If your current mortgage deal is coming to an end
Often, the best mortgage rates only last for a few years. If your current mortgage is a ‘discount’, ‘fixed rate’, or ‘tracker’ product, then chances are the rate you’ve got will only last for a certain amount of time.
When that great rate ends, your lender will transfer you to their ‘standard variable rate’ – the most basic mortgage product they have.
Since this rate is likely to be much higher than your previous rate, you can expect your payments to go up. This is a good time to start looking to remortgage to get a better rate.
If the value of your home has increased a lot
The value of some properties can increase significantly – even in just a few years. If this is the case for you, it’s worth looking at remortgaging, as it could mean your ‘loan to value’ (LTV) band has gone down.
For example; if your house was worth £200,000 when you bought it and you took a £150,000 mortgage – you borrowed 75% of the value of your home.
If the house is now worth £300,000, then re-mortgaging for the same amount would only be 50% of the value of your home. The lower the LTV, the better rate you can expect.

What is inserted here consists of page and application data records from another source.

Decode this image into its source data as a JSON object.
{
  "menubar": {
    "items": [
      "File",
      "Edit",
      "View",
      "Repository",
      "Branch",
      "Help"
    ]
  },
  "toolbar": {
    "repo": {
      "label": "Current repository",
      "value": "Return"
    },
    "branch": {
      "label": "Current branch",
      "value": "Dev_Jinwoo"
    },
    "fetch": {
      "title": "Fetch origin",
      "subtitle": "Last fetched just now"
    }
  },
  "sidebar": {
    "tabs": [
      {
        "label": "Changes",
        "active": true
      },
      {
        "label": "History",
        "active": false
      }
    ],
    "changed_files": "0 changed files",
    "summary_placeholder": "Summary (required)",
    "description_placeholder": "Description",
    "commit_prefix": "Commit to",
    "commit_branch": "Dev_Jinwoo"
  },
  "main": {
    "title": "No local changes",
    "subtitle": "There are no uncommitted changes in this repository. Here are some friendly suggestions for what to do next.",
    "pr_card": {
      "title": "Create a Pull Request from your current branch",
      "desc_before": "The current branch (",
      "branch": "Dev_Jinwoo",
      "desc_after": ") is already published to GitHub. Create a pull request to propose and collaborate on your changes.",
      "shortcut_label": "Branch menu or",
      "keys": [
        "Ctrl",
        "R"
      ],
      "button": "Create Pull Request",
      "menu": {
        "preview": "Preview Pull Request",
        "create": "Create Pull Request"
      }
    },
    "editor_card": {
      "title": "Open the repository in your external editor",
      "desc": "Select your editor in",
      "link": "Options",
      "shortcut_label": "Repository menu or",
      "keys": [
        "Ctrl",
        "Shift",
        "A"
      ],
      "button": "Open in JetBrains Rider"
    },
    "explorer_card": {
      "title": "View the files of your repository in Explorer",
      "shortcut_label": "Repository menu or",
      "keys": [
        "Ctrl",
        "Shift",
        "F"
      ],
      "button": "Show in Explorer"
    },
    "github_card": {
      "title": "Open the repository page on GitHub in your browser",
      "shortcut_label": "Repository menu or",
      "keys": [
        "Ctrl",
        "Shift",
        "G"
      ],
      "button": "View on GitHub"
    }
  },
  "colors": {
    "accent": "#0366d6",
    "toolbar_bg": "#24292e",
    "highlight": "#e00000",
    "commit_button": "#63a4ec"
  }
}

When is remortgaging your home not such a good idea?
If your mortgage has large early repayment fees
Many mortgage products require you to pay large fees if you wrap the mortgage up earlier than planned – which is exactly what you’re doing when you remortgage.
If these fees are significant, it can actually often mean you’re worse off, even if you’re reducing your repayment.
Your lender should have a remortgages calculator that will help you decide if the combination of fees and new interest rates will work for you.
If you have very little equity in your home
If you’re hoping to remortgage more than 90% of the value of your home when you remortgage, you might struggle to find a good deal.
This could be because you already have a large mortgage – but it could also be because the value of your home has dropped since you took your first mortgage out.
If your personal or financial circumstances have recently changed
If you’ve had a life change that’s altered your financial circumstances, you might find that the interest rates you’re offered aren’t as attractive.
This could be that you’ve run into money problems elsewhere, you’ve become self-employed, or even had a change in your relationship status.
Does remortgaging your home affect your credit rating?
A mortgage or remortgage is a large financial commitment – so you can almost certainly expect to be credit checked when you go through the full mortgage/re-mortgage application process.
Some lenders will conduct what is known as a ‘hard search’ on your credit file. This is a detailed look at your credit report and score to decide the level of risk you pose.
The lower the risk, the better deal or interest rate you can expect to be offered.
You might end up with temporary credit score problems if you have a few different hard searches carried out in a short period of time.
This raises questions with a lender – effectively; “Why is this person applying for so many remortgage products?”
Lots of applications will make the lender think you’re desperate or too much of a risk for other remortgage companies to take you on – and they might decline you too.
Successfully getting a remortgage from your first application will not affect your credit rating. If you do find you’re declined, the hard search will only stay on your credit file for 12 months.